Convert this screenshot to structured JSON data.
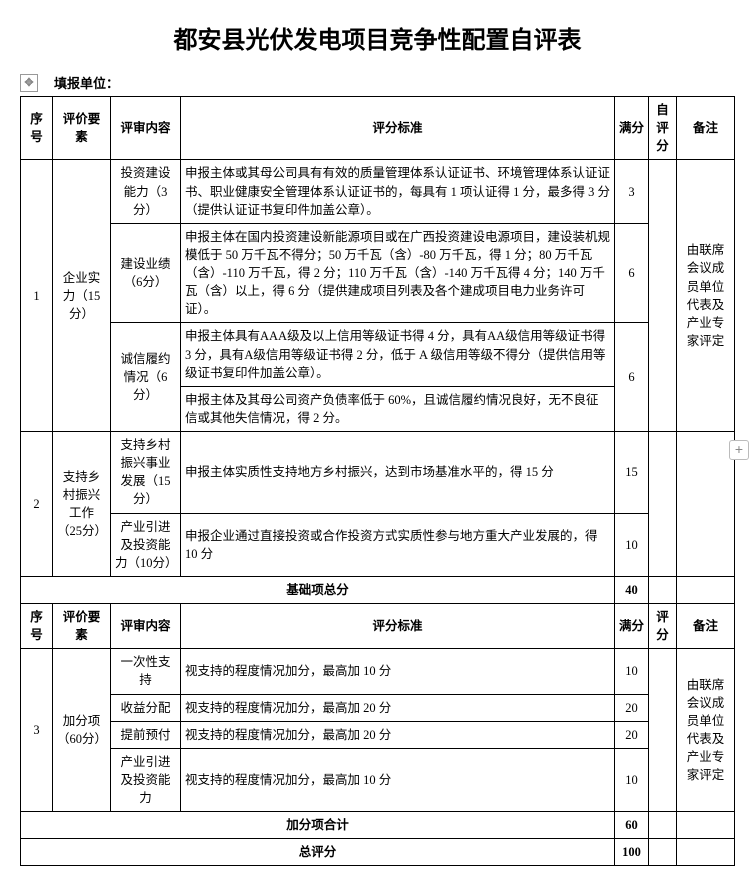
{
  "title": "都安县光伏发电项目竞争性配置自评表",
  "filler_label": "填报单位：",
  "move_icon": "move-arrows-icon",
  "plus_icon": "plus-icon",
  "headers": {
    "seq": "序号",
    "factor": "评价要素",
    "item": "评审内容",
    "criteria": "评分标准",
    "full": "满分",
    "self": "自评分",
    "score": "评分",
    "note": "备注"
  },
  "row1": {
    "seq": "1",
    "factor": "企业实力（15分）",
    "note": "由联席会议成员单位代表及产业专家评定",
    "items": [
      {
        "name": "投资建设能力（3分）",
        "criteria": "申报主体或其母公司具有有效的质量管理体系认证证书、环境管理体系认证证书、职业健康安全管理体系认证证书的，每具有 1 项认证得 1 分，最多得 3 分（提供认证证书复印件加盖公章）。",
        "full": "3"
      },
      {
        "name": "建设业绩（6分）",
        "criteria": "申报主体在国内投资建设新能源项目或在广西投资建设电源项目，建设装机规模低于 50 万千瓦不得分；50 万千瓦（含）-80 万千瓦，得 1 分；80 万千瓦（含）-110 万千瓦，得 2 分；110 万千瓦（含）-140 万千瓦得 4 分；140 万千瓦（含）以上，得 6 分（提供建成项目列表及各个建成项目电力业务许可证）。",
        "full": "6"
      },
      {
        "name": "诚信履约情况（6分）",
        "criteria1": "申报主体具有AAA级及以上信用等级证书得 4 分，具有AA级信用等级证书得 3 分，具有A级信用等级证书得 2 分，低于 A 级信用等级不得分（提供信用等级证书复印件加盖公章）。",
        "criteria2": "申报主体及其母公司资产负债率低于 60%，且诚信履约情况良好，无不良征信或其他失信情况，得 2 分。",
        "full": "6"
      }
    ]
  },
  "row2": {
    "seq": "2",
    "factor": "支持乡村振兴工作（25分）",
    "items": [
      {
        "name": "支持乡村振兴事业发展（15分）",
        "criteria": "申报主体实质性支持地方乡村振兴，达到市场基准水平的，得 15 分",
        "full": "15"
      },
      {
        "name": "产业引进及投资能力（10分）",
        "criteria": "申报企业通过直接投资或合作投资方式实质性参与地方重大产业发展的，得 10 分",
        "full": "10"
      }
    ]
  },
  "subtotal_base": {
    "label": "基础项总分",
    "full": "40"
  },
  "row3": {
    "seq": "3",
    "factor": "加分项（60分）",
    "note": "由联席会议成员单位代表及产业专家评定",
    "items": [
      {
        "name": "一次性支持",
        "criteria": "视支持的程度情况加分，最高加 10 分",
        "full": "10"
      },
      {
        "name": "收益分配",
        "criteria": "视支持的程度情况加分，最高加 20 分",
        "full": "20"
      },
      {
        "name": "提前预付",
        "criteria": "视支持的程度情况加分，最高加 20 分",
        "full": "20"
      },
      {
        "name": "产业引进及投资能力",
        "criteria": "视支持的程度情况加分，最高加 10 分",
        "full": "10"
      }
    ]
  },
  "subtotal_bonus": {
    "label": "加分项合计",
    "full": "60"
  },
  "total": {
    "label": "总评分",
    "full": "100"
  }
}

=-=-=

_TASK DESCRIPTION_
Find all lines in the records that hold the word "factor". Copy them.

_ANSWER AREA_
    "factor": "评价要素",
    "factor": "企业实力（15分）",
    "factor": "支持乡村振兴工作（25分）",
    "factor": "加分项（60分）",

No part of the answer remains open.